TTH wrote:To what extent am I missing the boat on the Erie Doctrine? I know this is supposed to be a really hard case/concept, but it seems like it boils down pretty simply.
If a Federal Court is hearing a state law claim under diversity jurisdiction, then they apply the substantive state law of the state in which they're sitting, be it statutory or common law, amirite? Does all of Brandeis' policy arguments, statutory interpretation of the RDA, etc matter for the purposes of taking a civ pro exam?
edit: I'm guessing it's the stuff that comes after Erie v. Tomkins that causes the headaches. Otherwise, I'm a fool. Either way, nvm.
Your interpretation depends on the twin aims of Erie: Is the abolition of Federal Common-Law mainly to deter forum-shopping amongst interested parties, or is it to promote federalism?
Either way, stay tuned to the cases that you'll be discussing soon for more details on how the court has royally fucked up any consistent interpretation of Erie. York says something that makes little to no sense, then Hanna and Ricoh further policy that sort of misses the point, and last year Shady Grove attempted to finally clear up the law... except it was a 4-4-1 split, and we still don't know what the law is because the 5 judges with the same framework couldn't agree on how to apply it to a fact pattern.
Take away: Erie is a mess.
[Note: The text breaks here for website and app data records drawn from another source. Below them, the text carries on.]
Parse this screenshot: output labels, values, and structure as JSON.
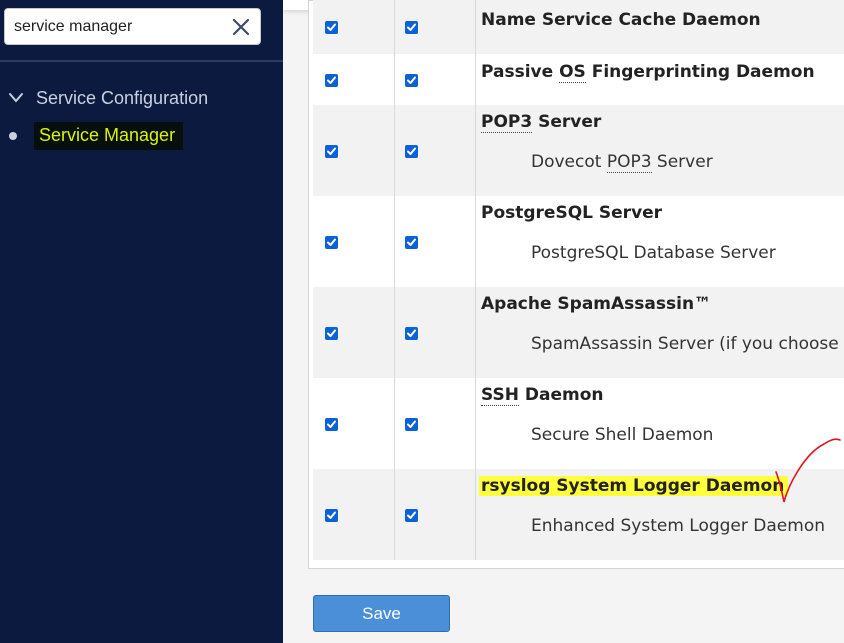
{
  "sidebar": {
    "search": {
      "value": "service manager",
      "placeholder": ""
    },
    "group_label": "Service Configuration",
    "item_label": "Service Manager"
  },
  "services": [
    {
      "name_parts": [
        "Name Service Cache Daemon"
      ],
      "description": "",
      "enabled": true,
      "monitor": true
    },
    {
      "name_parts": [
        "Passive ",
        "OS",
        " Fingerprinting Daemon"
      ],
      "description": "",
      "enabled": true,
      "monitor": true
    },
    {
      "name_parts": [
        "POP3",
        " Server"
      ],
      "desc_parts": [
        "Dovecot ",
        "POP3",
        " Server"
      ],
      "enabled": true,
      "monitor": true
    },
    {
      "name_parts": [
        "PostgreSQL Server"
      ],
      "description": "PostgreSQL Database Server",
      "enabled": true,
      "monitor": true
    },
    {
      "name_parts": [
        "Apache SpamAssassin™"
      ],
      "description": "SpamAssassin Server (if you choose to",
      "enabled": true,
      "monitor": true
    },
    {
      "name_parts": [
        "SSH",
        " Daemon"
      ],
      "description": "Secure Shell Daemon",
      "enabled": true,
      "monitor": true
    },
    {
      "name_parts": [
        "rsyslog System Logger Daemon"
      ],
      "description": "Enhanced System Logger Daemon",
      "enabled": true,
      "monitor": true,
      "highlighted": true
    }
  ],
  "save_label": "Save",
  "colors": {
    "sidebar_bg": "#0c1a40",
    "accent": "#0b62d6",
    "highlight": "#ffff3b",
    "save_bg": "#4a8fd7",
    "annotation": "#e0141e"
  }
}
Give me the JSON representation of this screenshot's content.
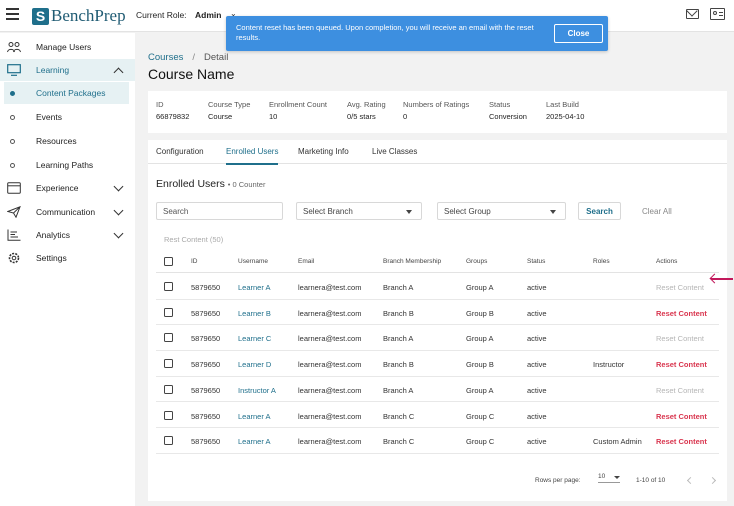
{
  "header": {
    "logo_text": "BenchPrep",
    "role_label": "Current Role:",
    "role_value": "Admin",
    "icons": [
      "hamburger-icon",
      "mail-icon",
      "contact-card-icon"
    ]
  },
  "toast": {
    "message": "Content reset has been queued. Upon completion, you will receive an email with the reset results.",
    "close_label": "Close",
    "color": "#3d8fe0"
  },
  "sidebar": {
    "items": [
      {
        "label": "Manage Users",
        "icon": "users-icon"
      },
      {
        "label": "Learning",
        "icon": "monitor-icon",
        "expanded": true
      },
      {
        "label": "Content Packages",
        "active": true
      },
      {
        "label": "Events"
      },
      {
        "label": "Resources"
      },
      {
        "label": "Learning Paths"
      },
      {
        "label": "Experience",
        "icon": "calendar-icon"
      },
      {
        "label": "Communication",
        "icon": "send-icon"
      },
      {
        "label": "Analytics",
        "icon": "chart-icon"
      },
      {
        "label": "Settings",
        "icon": "gear-icon"
      }
    ]
  },
  "breadcrumb": {
    "link": "Courses",
    "sep": "/",
    "current": "Detail"
  },
  "page_title": "Course Name",
  "info": [
    {
      "key": "ID",
      "value": "66879832"
    },
    {
      "key": "Course Type",
      "value": "Course"
    },
    {
      "key": "Enrollment Count",
      "value": "10"
    },
    {
      "key": "Avg. Rating",
      "value": "0/5 stars"
    },
    {
      "key": "Numbers of Ratings",
      "value": "0"
    },
    {
      "key": "Status",
      "value": "Conversion"
    },
    {
      "key": "Last Build",
      "value": "2025-04-10"
    }
  ],
  "tabs": [
    {
      "label": "Configuration"
    },
    {
      "label": "Enrolled Users",
      "active": true
    },
    {
      "label": "Marketing Info"
    },
    {
      "label": "Live Classes"
    }
  ],
  "enrolled": {
    "title": "Enrolled Users",
    "counter": "• 0 Counter",
    "search_placeholder": "Search",
    "branch_select": "Select Branch",
    "group_select": "Select Group",
    "search_button": "Search",
    "clear_button": "Clear All",
    "reset_all": "Rest Content (50)"
  },
  "table": {
    "columns": [
      "ID",
      "Username",
      "Email",
      "Branch Membership",
      "Groups",
      "Status",
      "Roles",
      "Actions"
    ],
    "rows": [
      {
        "id": "5879650",
        "username": "Learner A",
        "email": "learnera@test.com",
        "branch": "Branch A",
        "group": "Group A",
        "status": "active",
        "role": "",
        "action": "Reset Content",
        "enabled": false
      },
      {
        "id": "5879650",
        "username": "Learner B",
        "email": "learnera@test.com",
        "branch": "Branch B",
        "group": "Group B",
        "status": "active",
        "role": "",
        "action": "Reset Content",
        "enabled": true
      },
      {
        "id": "5879650",
        "username": "Learner C",
        "email": "learnera@test.com",
        "branch": "Branch A",
        "group": "Group A",
        "status": "active",
        "role": "",
        "action": "Reset Content",
        "enabled": false
      },
      {
        "id": "5879650",
        "username": "Learner D",
        "email": "learnera@test.com",
        "branch": "Branch B",
        "group": "Group B",
        "status": "active",
        "role": "Instructor",
        "action": "Reset Content",
        "enabled": true
      },
      {
        "id": "5879650",
        "username": "Instructor A",
        "email": "learnera@test.com",
        "branch": "Branch A",
        "group": "Group A",
        "status": "active",
        "role": "",
        "action": "Reset Content",
        "enabled": false
      },
      {
        "id": "5879650",
        "username": "Learner A",
        "email": "learnera@test.com",
        "branch": "Branch C",
        "group": "Group C",
        "status": "active",
        "role": "",
        "action": "Reset Content",
        "enabled": true
      },
      {
        "id": "5879650",
        "username": "Learner A",
        "email": "learnera@test.com",
        "branch": "Branch C",
        "group": "Group C",
        "status": "active",
        "role": "Custom Admin",
        "action": "Reset Content",
        "enabled": true
      }
    ]
  },
  "pagination": {
    "rows_label": "Rows per page:",
    "rows_value": "10",
    "range": "1-10 of 10"
  },
  "colors": {
    "accent": "#1f6f8b",
    "danger": "#d9364f",
    "annotation_arrow": "#c2185b"
  }
}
Just make sure you understand the possible policy implications of the original decision, and how to apply the various tests that the court has given us to consider over the years.